5 Minutes with an Expert: Carolyn Cody

An interview with Carolyn Cody, Manager of Training Liaison and Compliance with the Financial Intelligence Unit.


By Ivana Mlinac


Tell us a bit about your background, describe your current role and your responsibilities


I am currently the Manager of Training Liaison and Compliance with the Financial Intelligence Unit (FIU). I have been with the FIU for almost 7 years. Prior to this I spent 10 years in the banking industry as an Investigations Manager dealing with both internal and external fraud related matters and prior to that 20 years as a sworn member of the New Zealand Police, 13 of those as a Detective. My current team of 6 looks after:

  • The registration of new reporting entities and users

  • The receiving of all reports that reporting entities must submit under legislation

  • Validating the content of those reports

  • Compliance with the legislation

  • Training to reporting entities – includes face to face, e-learning and guidance documents, and;

  • presentations to the wider AML/CFT audience.

What is the most rewarding part of your role?


For me the opportunity to deliver training and presentations to those involved in AML/CFT enables me to stress the importance from a national perspective, why certain industries were brought in under Phase 2 and demonstrate the positive impact reporting has on the disruption of organised crime and money laundering.


What is your opinion of the current AML/CFT regime within New Zealand? And, how does this compare internationally?


The AML/CFT regime in New Zealand is very strong and for the most part is very effective. Internationally, I believe we do well with reporting and generally have a good understanding of its importance, in order to make New Zealand the safest country.


What made you interested in AML/CFT and financial crime?


My time as a Detective in the NZ Police saw me spend many years on Fraud Squad and as such I learnt the value of “following the money”. It also showed the damage that is done within our community from the many crimes committed. Basically the bottom line is, criminals commit crimes for financial gain. Take away the money and it hurts.


What is the most important thing you have learned when it comes to AML/CFT?


That, with the many aspects of criminal offending, we need all pieces of the jigsaw puzzle to give the full picture so law enforcement can maximise their impact. Every reporting entity needs to do their bit and they should never think “my piece of information isn’t important.”

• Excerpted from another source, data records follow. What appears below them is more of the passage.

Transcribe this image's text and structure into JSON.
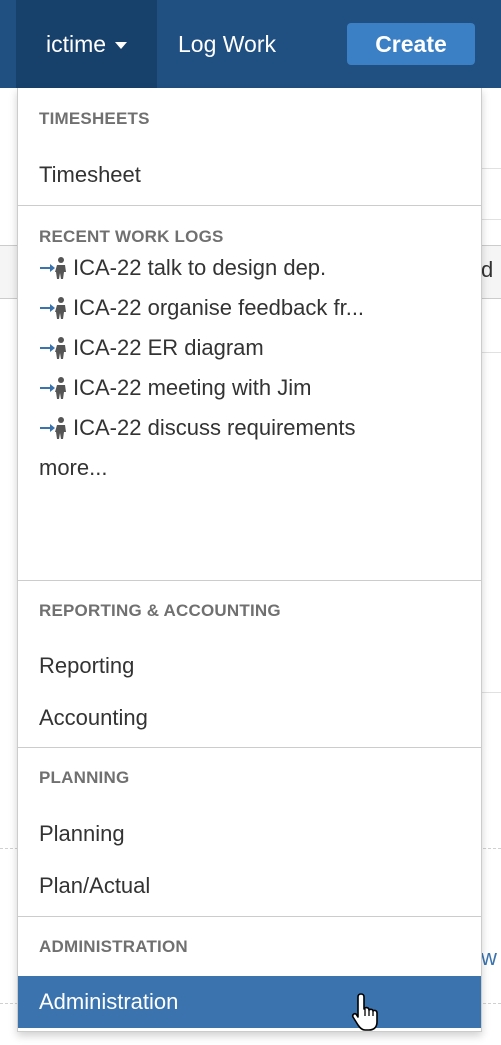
{
  "nav": {
    "app_menu_label": "ictime",
    "log_work_label": "Log Work",
    "create_label": "Create"
  },
  "menu": {
    "sections": [
      {
        "header": "TIMESHEETS",
        "items": [
          "Timesheet"
        ]
      },
      {
        "header": "RECENT WORK LOGS",
        "items": [
          "ICA-22 talk to design dep.",
          "ICA-22 organise feedback fr...",
          "ICA-22 ER diagram",
          "ICA-22 meeting with Jim",
          "ICA-22 discuss requirements"
        ],
        "more_label": "more..."
      },
      {
        "header": "REPORTING & ACCOUNTING",
        "items": [
          "Reporting",
          "Accounting"
        ]
      },
      {
        "header": "PLANNING",
        "items": [
          "Planning",
          "Plan/Actual"
        ]
      },
      {
        "header": "ADMINISTRATION",
        "items": [
          "Administration"
        ]
      }
    ],
    "hovered_item": "Administration"
  },
  "background": {
    "text_fragment_1": "d",
    "text_fragment_2": "w"
  },
  "icons": {
    "work_log": "arrow-person-icon",
    "caret": "chevron-down-icon",
    "cursor": "hand-pointer-icon"
  },
  "colors": {
    "topbar": "#205081",
    "topbar_active": "#17406b",
    "create_button": "#3b7fc4",
    "menu_hover": "#3b73af",
    "header_text": "#707070"
  }
}
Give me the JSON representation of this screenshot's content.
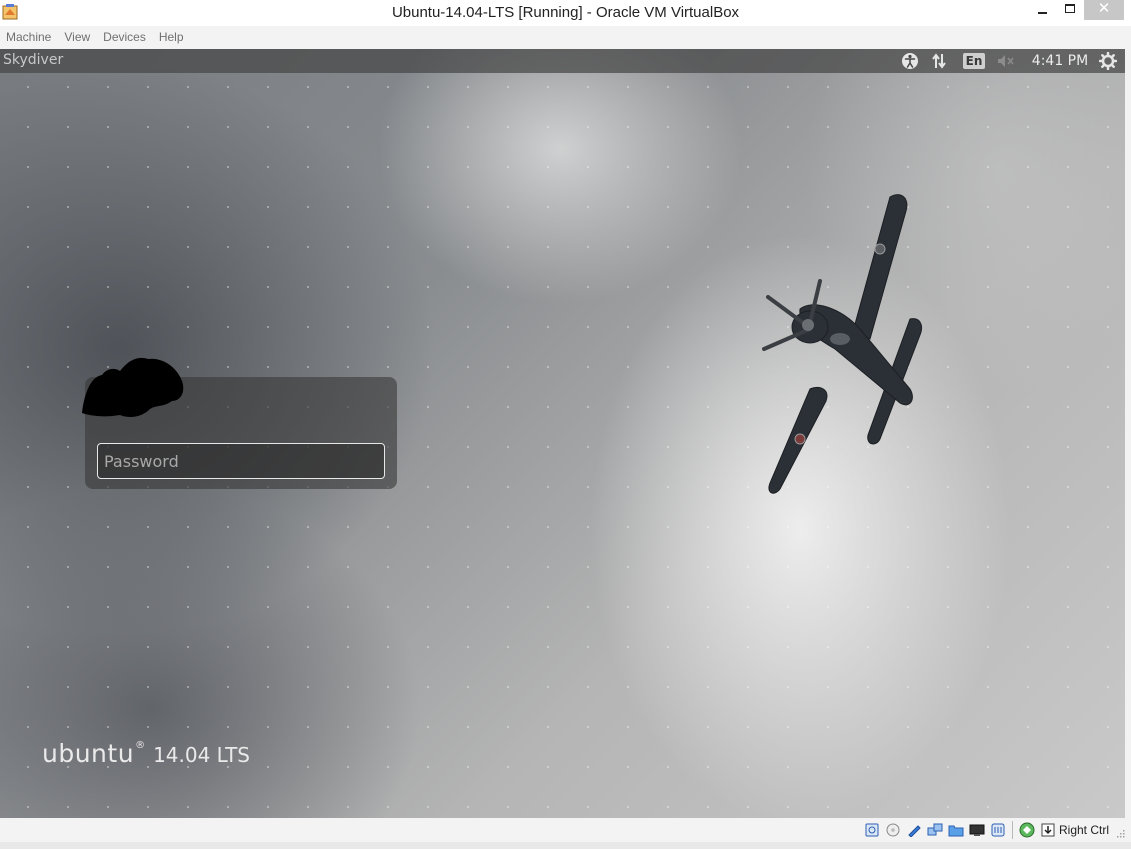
{
  "window": {
    "title": "Ubuntu-14.04-LTS [Running] - Oracle VM VirtualBox",
    "controls": {
      "minimize": "minimize-icon",
      "maximize": "maximize-icon",
      "close": "close-icon"
    }
  },
  "menubar": {
    "items": [
      {
        "label": "Machine"
      },
      {
        "label": "View"
      },
      {
        "label": "Devices"
      },
      {
        "label": "Help"
      }
    ]
  },
  "panel": {
    "hostname": "Skydiver",
    "keyboard_layout": "En",
    "clock": "4:41 PM",
    "icons": [
      "accessibility-icon",
      "network-icon",
      "keyboard-layout-icon",
      "volume-muted-icon",
      "power-gear-icon"
    ]
  },
  "login": {
    "password_placeholder": "Password",
    "password_value": ""
  },
  "branding": {
    "word": "ubuntu",
    "mark": "®",
    "version": "14.04 LTS"
  },
  "statusbar": {
    "icons": [
      "hard-disk-icon",
      "optical-drive-icon",
      "usb-icon",
      "network-adapters-icon",
      "shared-folders-icon",
      "display-icon",
      "video-capture-icon",
      "virtualization-icon",
      "host-key-arrow-icon"
    ],
    "host_key": "Right Ctrl"
  },
  "colors": {
    "panel_bg": "#464646",
    "close_button": "#c7c7c7",
    "input_border": "#e8e8e8"
  }
}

What are some of the biggest challenges you have experienced in AML/CFT?


Technology. Terminology. Legislative terms do not always reflect the language used in the AML/CFT reporting tool, goAML. Not every situation fits nicely into goAML. For this reason we have a selection of learning tools available in the Resource Library in goAML that registered users can access once logged in. Used in conjunction or stand alone, they are designed to assist reporting entities when a problem occurs. If the problem isn’t resolved through the guidance, then we have the Message Board for an enquiry to be sent through to my team. This is ‘manned' by the entire team so a response is pretty quick.


What would you consider to be a key thing people forget or do not understand when it comes to AML/CFT?


There is a small number of people who we deal with that are of the opinion that reporting is a punitive measure rather than a legislative requirement. It can be challenging for a person with a fixed mind-set to actually realise the huge value they hold in the regime. This can be due to a lack of knowledge or simply that someone hasn’t explained their worth to them.